Over the years, wheat breeders and industrial and academic institutions have looked for reliable methods to test the functional quality of wheat at early stages, with a limited amount of sample, rapid testing methods, and quick results. Test instruments such as the Farinograph and Mixograph require much larger amounts of sample and labor, and longer test times, making them impractical to rapidly assess the gluten quality of a flour sample.
The milling industry requires fast and reliable methods for assessing the quality of wheat cultivars, right at the receiving station of a mill.
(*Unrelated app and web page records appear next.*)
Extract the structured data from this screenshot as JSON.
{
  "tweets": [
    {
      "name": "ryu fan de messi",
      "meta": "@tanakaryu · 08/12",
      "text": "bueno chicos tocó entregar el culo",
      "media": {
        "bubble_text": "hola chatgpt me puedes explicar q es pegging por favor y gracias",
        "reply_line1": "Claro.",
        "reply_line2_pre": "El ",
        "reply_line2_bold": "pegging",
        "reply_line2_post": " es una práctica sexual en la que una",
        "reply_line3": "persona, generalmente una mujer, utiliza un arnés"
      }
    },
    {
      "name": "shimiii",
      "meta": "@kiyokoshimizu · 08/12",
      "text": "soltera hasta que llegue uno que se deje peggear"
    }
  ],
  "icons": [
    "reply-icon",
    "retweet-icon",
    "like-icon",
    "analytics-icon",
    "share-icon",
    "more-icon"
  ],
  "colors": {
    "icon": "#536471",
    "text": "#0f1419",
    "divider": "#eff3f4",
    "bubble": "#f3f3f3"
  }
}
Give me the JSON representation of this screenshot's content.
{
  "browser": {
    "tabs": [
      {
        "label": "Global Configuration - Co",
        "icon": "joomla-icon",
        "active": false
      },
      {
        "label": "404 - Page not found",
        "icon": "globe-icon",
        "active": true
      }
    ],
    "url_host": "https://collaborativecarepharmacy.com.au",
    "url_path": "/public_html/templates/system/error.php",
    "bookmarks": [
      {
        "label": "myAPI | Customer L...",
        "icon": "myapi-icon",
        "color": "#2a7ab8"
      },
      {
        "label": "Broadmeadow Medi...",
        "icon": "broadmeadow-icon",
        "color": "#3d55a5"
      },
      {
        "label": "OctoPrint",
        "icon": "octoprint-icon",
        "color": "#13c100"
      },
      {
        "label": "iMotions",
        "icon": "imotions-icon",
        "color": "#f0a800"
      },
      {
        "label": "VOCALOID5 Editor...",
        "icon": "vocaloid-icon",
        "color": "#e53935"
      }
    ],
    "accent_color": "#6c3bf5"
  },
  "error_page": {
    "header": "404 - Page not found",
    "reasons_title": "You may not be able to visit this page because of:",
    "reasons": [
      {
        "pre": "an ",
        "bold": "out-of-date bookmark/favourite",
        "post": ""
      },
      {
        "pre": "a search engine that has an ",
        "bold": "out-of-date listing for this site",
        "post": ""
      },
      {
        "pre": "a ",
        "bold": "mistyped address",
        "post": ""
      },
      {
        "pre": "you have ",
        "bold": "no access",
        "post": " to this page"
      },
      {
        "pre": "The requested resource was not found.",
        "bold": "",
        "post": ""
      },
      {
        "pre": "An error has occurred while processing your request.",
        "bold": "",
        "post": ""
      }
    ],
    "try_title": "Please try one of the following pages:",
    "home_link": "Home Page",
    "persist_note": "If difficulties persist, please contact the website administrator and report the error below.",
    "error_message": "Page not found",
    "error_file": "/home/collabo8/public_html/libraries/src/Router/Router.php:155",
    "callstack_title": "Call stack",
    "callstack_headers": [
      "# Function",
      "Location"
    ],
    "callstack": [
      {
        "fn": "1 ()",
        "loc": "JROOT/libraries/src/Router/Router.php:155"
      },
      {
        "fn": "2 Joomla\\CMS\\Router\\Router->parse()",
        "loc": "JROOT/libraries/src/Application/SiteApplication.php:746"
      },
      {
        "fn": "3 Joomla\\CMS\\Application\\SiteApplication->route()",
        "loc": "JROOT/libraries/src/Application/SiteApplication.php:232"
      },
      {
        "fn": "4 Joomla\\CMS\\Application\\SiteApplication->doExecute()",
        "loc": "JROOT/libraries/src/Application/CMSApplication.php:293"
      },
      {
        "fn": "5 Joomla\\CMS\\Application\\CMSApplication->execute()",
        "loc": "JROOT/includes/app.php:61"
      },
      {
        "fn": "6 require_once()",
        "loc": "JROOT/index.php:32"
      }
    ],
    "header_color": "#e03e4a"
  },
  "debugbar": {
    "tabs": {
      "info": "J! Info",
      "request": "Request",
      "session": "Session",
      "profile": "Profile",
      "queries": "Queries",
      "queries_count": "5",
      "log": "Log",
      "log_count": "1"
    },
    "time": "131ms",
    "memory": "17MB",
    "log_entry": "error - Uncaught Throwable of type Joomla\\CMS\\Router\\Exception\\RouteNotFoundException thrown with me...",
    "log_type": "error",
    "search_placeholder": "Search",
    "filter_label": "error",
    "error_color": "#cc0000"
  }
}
Similarly, the baking industry looks for suitable methods that can predict dough processing conditions, and end product quality (baked goods). The GlutoPeak test fills these gaps by objectively measuring the properties of gluten-containing products.
A flour sample of 8–10 g is dissolved in water (liquid-to-solid ratio 1–1.5), usually at 25–35°C, and tested by the GlutoPeak instrument. The stirring action of a paddle mixer (rotating at 1500–4000 rpm for 5–10 min) causes the gluten to separate from the slurry/suspension (it is washed out from the starch and other soluble solids from the sample). After a certain time, which is characteristic of each flour/gluten-containing sample, proteins start to aggregate abruptly.2
The GlutoPeak instrument then measures and graphs the torque required to stir the suspension by measuring its resistance to the mixing action of the paddle blades (power consumption/electrical current consumed by the mixer). The mixing time–torque (in Brabender Equivalent Units) curve is used to characterize the strength and mechanical properties of the gluten (measured as aggregation time).
Shorter aggregation times of a given flour indicate stronger gluten structures and properties (that directly correlate with “average” baking potential). Flour samples with a higher protein content (high glutenin and gliadin ratio and content) have longer aggregation times. In this case such samples have the potential to exhibit excellent baking properties and quality.
However, extremely long aggregation times are not ideal. Although the product sample would not be suitable for baking applications, the flour might be a good option for production of pasta.3
How to use a GlutoPeak2
- Attach paddle to the shaft (head)
- Prepare/weigh water
- Pour water into the cup
- Place cup in double jacket container
- Define sample parameters and click start
- Prepare/weigh the sample (dry product)
- Add dry product (flour sample) to the warm liquid in the cup
- Push the measuring head down
- Instrument starts automatically
- Equipment automatically records and graphs data collected during test
- Analyze data
- Conclude and report
Approved methods that make use of the GlutoPeak instrument
Since there is not an official method for GlutoPeak analysis, researchers and industries select and perform a number of trials to obtain the most reproducible and reliable mixing curves. The conditions for the tests are a function of the wheat cultivar, amount of sample, milling quality of the flour, and final application of the product being tested.
- Xiao Fu, B., K. Wang, and B. Dupuis. “Predicting water absorption of wheat flour using high shear-based GlutoPeak test.” Journal of Cereal Science, vol. 76, 2017, pp. 116–121.
- Brabender. “GlutoPeak — Rapid Method for the Measurement of the Gluten Quality.” https://www.calibrecontrol.com/assets/shop/products/downloads/15062_e_gpt.pdf. Accessed 3 March 2018.
- Freund, W., and M.Y. Kim. “Determining the Baking Quality of Wheat and Rye Flour.” Mühlenchemie’s Solutions Manual, 2017, pp. 111–113.